The Tundra essentially carries over unchanged for 2013. The luxurious platinum package is now a distinct trim level. It includes heated and cooled leather seats, navigation, and a sunroof...more
The Texas-built Tundra is in some ways a symbol of a time Toyota would rather forget. It was born out of a desire to match the huge sales and profit margins of American competitors. The Tundra never lived up to that expectation, and Toyota has refocused much of its attention back to the cars it does best. All of this is rather unfair to the Tundra itself, which is a solid, honest pickup truck. There are three engines, three body styles, two bed lengths, and a veritable laundry list of options. Things start off strong, with a base 4.0-liter V-6 that puts out 270 hp and a good midlevel option with the 310-hp, 4.6-liter V-8. Still, we’d say the 381-hp, 5.7-liter V-8 with variable valve timing best suits the Tundra’s mission, especially if you’ll be towing heavy loads; the maximum towing capacity is 10,400 pounds when properly equipped. Both V-8 engines team with a six-speed automatic transmission. The Tundra’s only real shortcoming—aside from the fact that it’s simply not exceptional enough to tear people from their Fords, Chevrolets, and Rams—is its empty-bed ride quality. It also hasn’t received quite as many yearly tweaks and updates as have its domestic competitors.
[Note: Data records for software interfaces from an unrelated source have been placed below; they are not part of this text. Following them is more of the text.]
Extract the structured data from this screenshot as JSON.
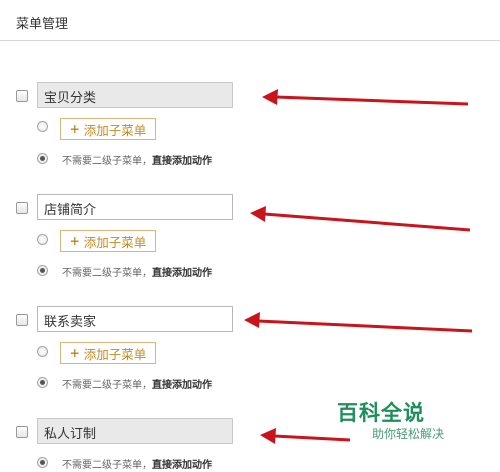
{
  "title": "菜单管理",
  "menu_items": [
    {
      "name": "宝贝分类",
      "add_label": "添加子菜单",
      "opt_text": "不需要二级子菜单，",
      "opt_link": "直接添加动作"
    },
    {
      "name": "店铺简介",
      "add_label": "添加子菜单",
      "opt_text": "不需要二级子菜单，",
      "opt_link": "直接添加动作"
    },
    {
      "name": "联系卖家",
      "add_label": "添加子菜单",
      "opt_text": "不需要二级子菜单，",
      "opt_link": "直接添加动作"
    },
    {
      "name": "私人订制",
      "opt_text": "不需要二级子菜单，",
      "opt_link": "直接添加动作"
    }
  ],
  "icons": {
    "plus": "+",
    "arrow": "red-arrow-icon"
  },
  "colors": {
    "arrow": "#c8141a",
    "add_button": "#c28a24",
    "watermark": "#1e8f5a"
  },
  "watermark": {
    "title": "百科全说",
    "subtitle": "助你轻松解决"
  }
}
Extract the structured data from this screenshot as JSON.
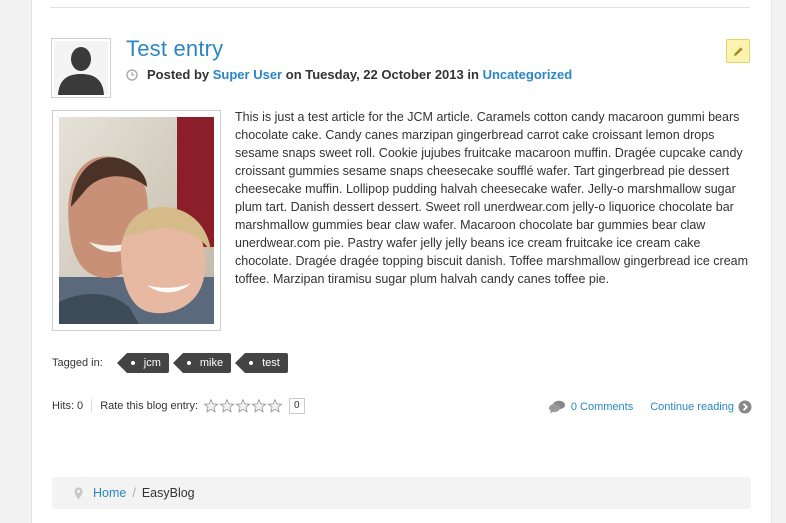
{
  "entry": {
    "title": "Test entry",
    "meta": {
      "posted_by": "Posted by",
      "author": "Super User",
      "on": "on",
      "date": "Tuesday, 22 October 2013",
      "in": "in",
      "category": "Uncategorized"
    },
    "body": "This is just a test article for the JCM article. Caramels cotton candy macaroon gummi bears chocolate cake. Candy canes marzipan gingerbread carrot cake croissant lemon drops sesame snaps sweet roll. Cookie jujubes fruitcake macaroon muffin. Dragée cupcake candy croissant gummies sesame snaps cheesecake soufflé wafer. Tart gingerbread pie dessert cheesecake muffin. Lollipop pudding halvah cheesecake wafer. Jelly-o marshmallow sugar plum tart. Danish dessert dessert. Sweet roll unerdwear.com jelly-o liquorice chocolate bar marshmallow gummies bear claw wafer. Macaroon chocolate bar gummies bear claw unerdwear.com pie. Pastry wafer jelly jelly beans ice cream fruitcake ice cream cake chocolate. Dragée dragée topping biscuit danish. Toffee marshmallow gingerbread ice cream toffee. Marzipan tiramisu sugar plum halvah candy canes toffee pie."
  },
  "tags": {
    "label": "Tagged in:",
    "items": [
      "jcm",
      "mike",
      "test"
    ]
  },
  "footer": {
    "hits": "Hits: 0",
    "rate_label": "Rate this blog entry:",
    "rating_stars": 0,
    "rating_count": "0",
    "comments": "0 Comments",
    "continue": "Continue reading"
  },
  "breadcrumb": {
    "home": "Home",
    "separator": "/",
    "current": "EasyBlog"
  },
  "icons": {
    "clock": "clock-icon",
    "edit": "pencil-icon",
    "comments": "comments-icon",
    "continue": "arrow-right-circle-icon",
    "location": "map-pin-icon"
  },
  "colors": {
    "link": "#2a86c6",
    "tag_bg": "#444444",
    "edit_bg": "#fbf3b0",
    "breadcrumb_bg": "#f3f3f3"
  }
}
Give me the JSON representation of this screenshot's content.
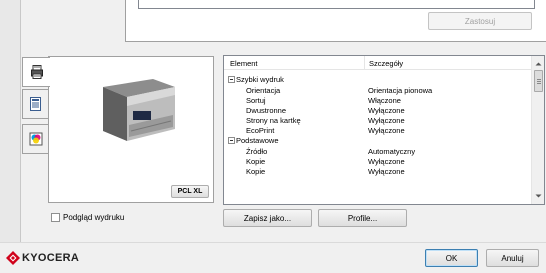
{
  "top": {
    "apply_label": "Zastosuj"
  },
  "tabs": [
    {
      "icon": "printer-settings-icon"
    },
    {
      "icon": "document-icon"
    },
    {
      "icon": "color-icon"
    }
  ],
  "preview": {
    "pcl_label": "PCL XL"
  },
  "list": {
    "col_element": "Element",
    "col_details": "Szczegóły",
    "rows": [
      {
        "name": "Szybki wydruk",
        "value": "",
        "group": true
      },
      {
        "name": "Orientacja",
        "value": "Orientacja pionowa",
        "group": false
      },
      {
        "name": "Sortuj",
        "value": "Włączone",
        "group": false
      },
      {
        "name": "Dwustronne",
        "value": "Wyłączone",
        "group": false
      },
      {
        "name": "Strony na kartkę",
        "value": "Wyłączone",
        "group": false
      },
      {
        "name": "EcoPrint",
        "value": "Wyłączone",
        "group": false
      },
      {
        "name": "Podstawowe",
        "value": "",
        "group": true
      },
      {
        "name": "Źródło",
        "value": "Automatyczny",
        "group": false
      },
      {
        "name": "Kopie",
        "value": "Wyłączone",
        "group": false
      },
      {
        "name": "Kopie",
        "value": "Wyłączone",
        "group": false
      }
    ]
  },
  "preview_checkbox": {
    "label": "Podgląd wydruku"
  },
  "buttons": {
    "save_as": "Zapisz jako...",
    "profile": "Profile...",
    "ok": "OK",
    "cancel": "Anuluj"
  },
  "brand": {
    "name": "KYOCERA",
    "color": "#d0021b"
  }
}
For instance, the Tundra’s interior was exemplary when it debuted in 2007 but has fallen behind its American competition, particularly the Ram.
Front, side, knee, and side curtain air bags; ABS; traction and stability control; trailer-sway control; and a tire-pressure monitoring system are standard. Backup sensors are optional.
Key Competitors For The 2013 Toyota Tundra
- Chevrolet Silverado
- GMC Sierra
- Nissan Titan
- Ram 1500